  • Adaora Udoji, outLoud, Inc.

  • Adaora is an entrepreneur, an award-winning global storyteller and broadcast journalist, occasional angel investor and lawyer. She recently founded outLoud inc., a venture at the nexus of speaking, storytelling and science. Previously, Adaora was Interim President at the digital media startup News Deeply, focused on complex global issues. Its flagship, SyriaDeeply.org was hailed by Time Magazine as "The future of news.” Adaora has worked across multiple media platforms: television, cable, radio and the internet at television networks, public radio and digital native outlets. She has been recognized for her contributions to CNN’s 2005 Alfred I. Dupont–Columbia University and Peabody Awards, and recognized by the National Academy of Television Arts & Sciences for reporting at ABC News. Essence Magazine named her among the 25 most influential African–Americans. Udoji is a graduate of the University of Michigan and the UCLA School of Law. She’s a global nomad who’s lived and/or worked in North America, Europe, Africa, the Middle East and Central Asia; and is both a citizen of the United States and Ireland.

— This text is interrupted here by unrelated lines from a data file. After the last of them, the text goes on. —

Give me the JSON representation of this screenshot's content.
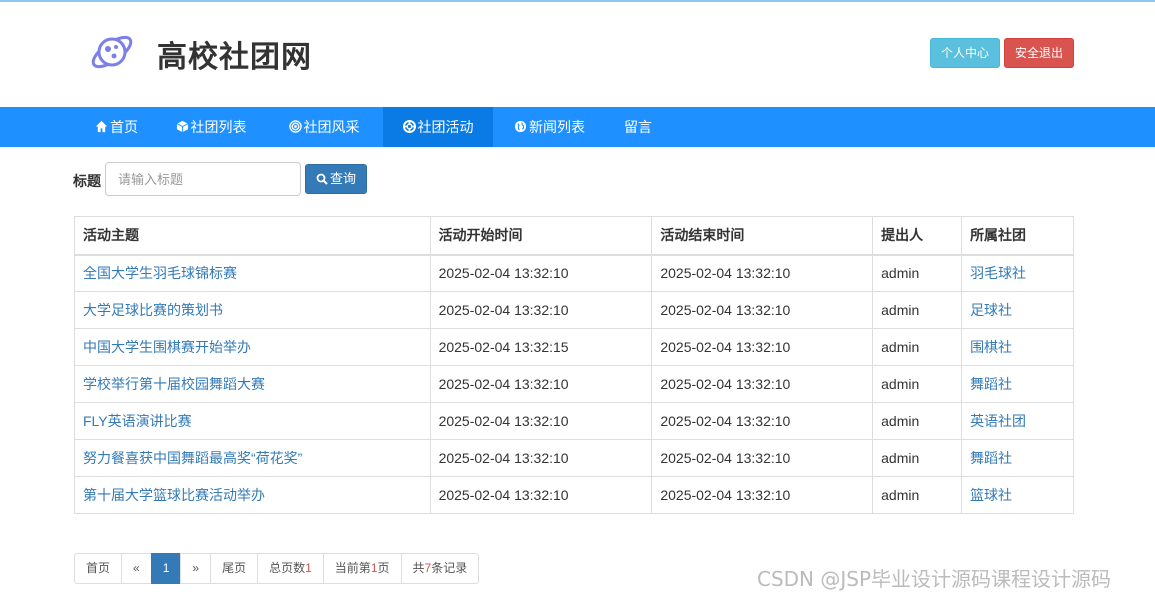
{
  "header": {
    "site_title": "高校社团网",
    "logo_icon": "planet-logo-icon",
    "user_center_label": "个人中心",
    "logout_label": "安全退出"
  },
  "nav": {
    "items": [
      {
        "label": "首页",
        "icon": "home-icon"
      },
      {
        "label": "社团列表",
        "icon": "cube-icon"
      },
      {
        "label": "社团风采",
        "icon": "target-icon"
      },
      {
        "label": "社团活动",
        "icon": "lifebuoy-icon",
        "active": true
      },
      {
        "label": "新闻列表",
        "icon": "globe-icon"
      },
      {
        "label": "留言"
      }
    ]
  },
  "search": {
    "label": "标题",
    "placeholder": "请输入标题",
    "value": "",
    "button_label": "查询"
  },
  "table": {
    "headers": [
      "活动主题",
      "活动开始时间",
      "活动结束时间",
      "提出人",
      "所属社团"
    ],
    "rows": [
      [
        "全国大学生羽毛球锦标赛",
        "2025-02-04 13:32:10",
        "2025-02-04 13:32:10",
        "admin",
        "羽毛球社"
      ],
      [
        "大学足球比赛的策划书",
        "2025-02-04 13:32:10",
        "2025-02-04 13:32:10",
        "admin",
        "足球社"
      ],
      [
        "中国大学生围棋赛开始举办",
        "2025-02-04 13:32:15",
        "2025-02-04 13:32:10",
        "admin",
        "围棋社"
      ],
      [
        "学校举行第十届校园舞蹈大赛",
        "2025-02-04 13:32:10",
        "2025-02-04 13:32:10",
        "admin",
        "舞蹈社"
      ],
      [
        "FLY英语演讲比赛",
        "2025-02-04 13:32:10",
        "2025-02-04 13:32:10",
        "admin",
        "英语社团"
      ],
      [
        "努力餐喜获中国舞蹈最高奖“荷花奖”",
        "2025-02-04 13:32:10",
        "2025-02-04 13:32:10",
        "admin",
        "舞蹈社"
      ],
      [
        "第十届大学篮球比赛活动举办",
        "2025-02-04 13:32:10",
        "2025-02-04 13:32:10",
        "admin",
        "篮球社"
      ]
    ]
  },
  "pager": {
    "first_label": "首页",
    "prev_label": "«",
    "current_page": "1",
    "next_label": "»",
    "last_label": "尾页",
    "total_pages_prefix": "总页数",
    "total_pages": "1",
    "current_prefix": "当前第",
    "current_value": "1",
    "current_suffix": "页",
    "records_prefix": "共",
    "records_count": "7",
    "records_suffix": "条记录"
  },
  "watermark": "CSDN @JSP毕业设计源码课程设计源码",
  "colors": {
    "nav_bg": "#1e90ff",
    "nav_active_bg": "#0a7be4",
    "link": "#337ab7",
    "info_button": "#5bc0de",
    "danger_button": "#d9534f",
    "primary_button": "#337ab7"
  }
}
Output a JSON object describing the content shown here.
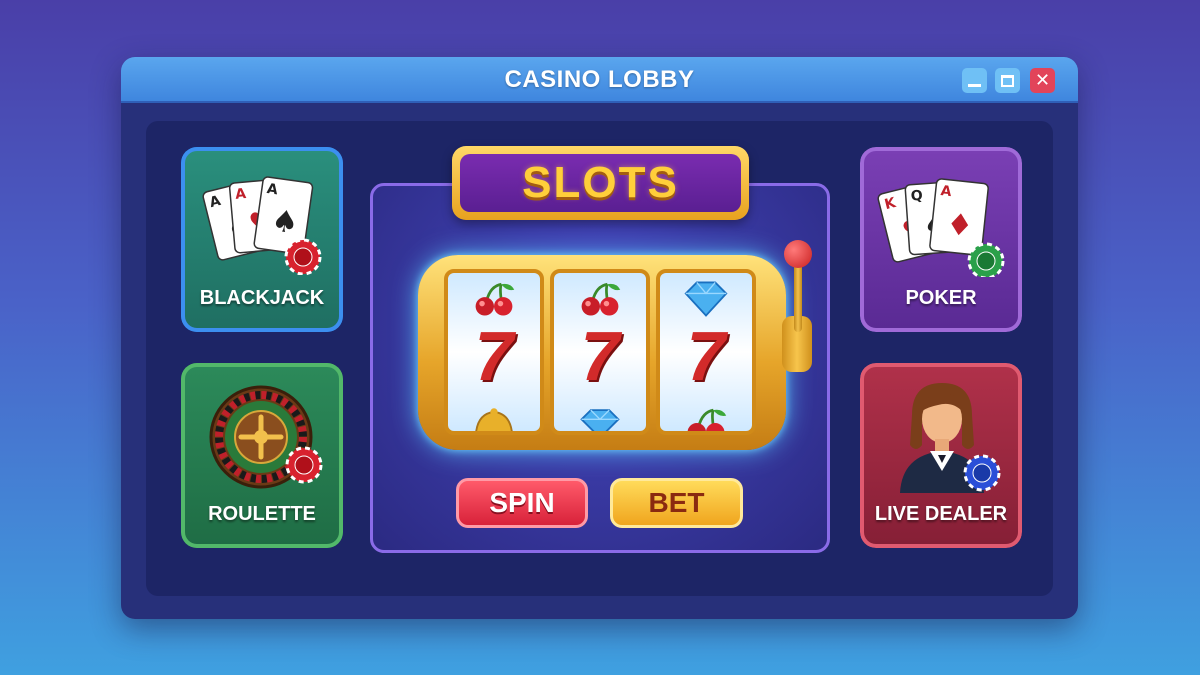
{
  "window": {
    "title": "CASINO LOBBY",
    "controls": [
      "minimize",
      "maximize",
      "close"
    ]
  },
  "games": {
    "blackjack": {
      "label": "BLACKJACK",
      "icon": "playing-cards-icon"
    },
    "roulette": {
      "label": "ROULETTE",
      "icon": "roulette-wheel-icon"
    },
    "poker": {
      "label": "POKER",
      "icon": "playing-cards-icon"
    },
    "live_dealer": {
      "label": "LIVE DEALER",
      "icon": "dealer-avatar-icon"
    }
  },
  "slots": {
    "title": "SLOTS",
    "reels": [
      {
        "top": "cherries",
        "middle": "7",
        "bottom": "bell"
      },
      {
        "top": "cherries",
        "middle": "7",
        "bottom": "diamond"
      },
      {
        "top": "diamond",
        "middle": "7",
        "bottom": "cherries"
      }
    ],
    "buttons": {
      "spin": "SPIN",
      "bet": "BET"
    }
  },
  "colors": {
    "accent": "#3f86de",
    "spin": "#d8223a",
    "bet": "#f0a51e",
    "slots_gold": "#ffcf3a"
  }
}
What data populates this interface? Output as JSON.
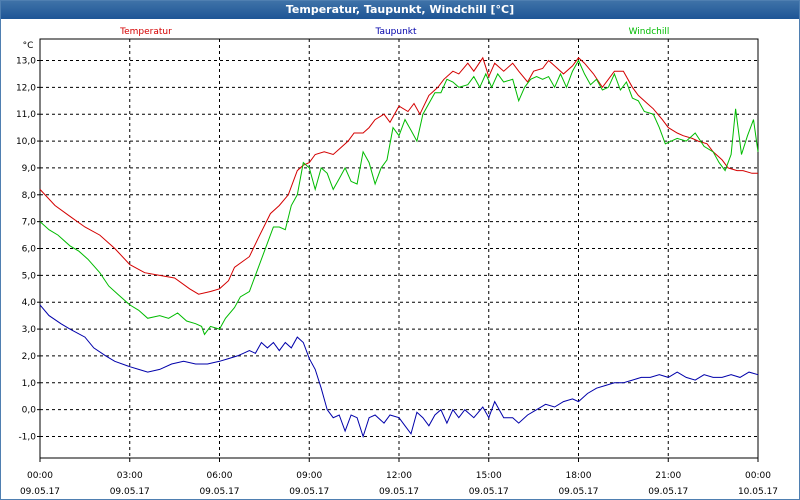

  • Amber Hollibaugh, Barnard Center for Research on Women

  • A well-known activist, artist, public intellectual and community organizer, Amber Hollibaugh was a founding member and formerly the Executive Director of Queers for Economic Justice (QEJ). Prior to that position, she held the positions of Chief Officer of Elder & LBTI Women’s Services at Howard Brown Health Center in Chicago, Senior Strategist for the National Gay and Lesbian Taskforce, and Director of National Initiatives at SAGE (Services and Advocacy for GLBT Elders). Earlier in her tenure she was SAGE’s Director of Education, Advocacy and Community Building. Before joining the staff of SAGE, she spent seven years at Gay Men’s Health Crisis (GMHC) as Founding Director of the Lesbian AIDS Project and subsequently as the National Director of Women’s Services. She had also been the Director of Education for the New York City Commission on Human Rights, AIDS Division. Amber is currently on the board of CLAGS (the Center for Lesbian & Gay Studies) and on the editorial board of GLQ: A Journal of Lesbian & Gay Studies. She was a recipient of the Dr. Susan B. Love Award for Outstanding Achievement in Women’s Health. She is the author of My Dangerous Desires: A Queer Girl Dreaming Her Way Home (Duke University Press) and the director and co-producer of The Heart of the Matter, a documentary film focusing on women’s sexuality, denial and risk for HIV and AIDS. The film won the 1994 Sundance Film Festival Freedom of Expression award and premiered on PBS’s prestigious POV film series. She emphasizes the importance of looking at an issue through different lenses as well as the complexity of the intersections of race, class, gender, age and sexuality.

  • Katie Orenstein, The OpEd Project

  • Founder and CEO of The OpEd Project, writes and speaks frequently about the intersection of media and mythology – that is, what we think is fact or fiction and how that shapes our ideas about politics, culture and history. She has contributed to the op-ed pages of the New York Times, Washington Post andMiami Herald. She has lectured at Stanford and appeared on ABC TV World News, Good Morning America, MSNBC, CNN and NPR. A graduate of Harvard (BA) and Columbia (MA) universities, she is the author of "Little Red Riding Hood Uncloaked: Sex, Morality and the Evolution of a Fairy Tale." Orenstein has worked around the world and particularly in Haiti, where she reported, consulted with the United Nations, and worked with a team of human rights lawyers to assist victims of military and paramilitary violence in seeking justice. She is a recipient of The Diana P Scott Integrity in Action Award, and a fellowship from Echoing Green, which selected The OpEd Project as one of the most innovative social enterprises worldwide, out of 1500 applicants.

  • Fair Foods Standards Council/Coalition of Immokalee Workers
  • Ms. Foundation
  • Pat Shea, Nashville YWCA


Conference Agenda

For more information (gcooper@regender.org).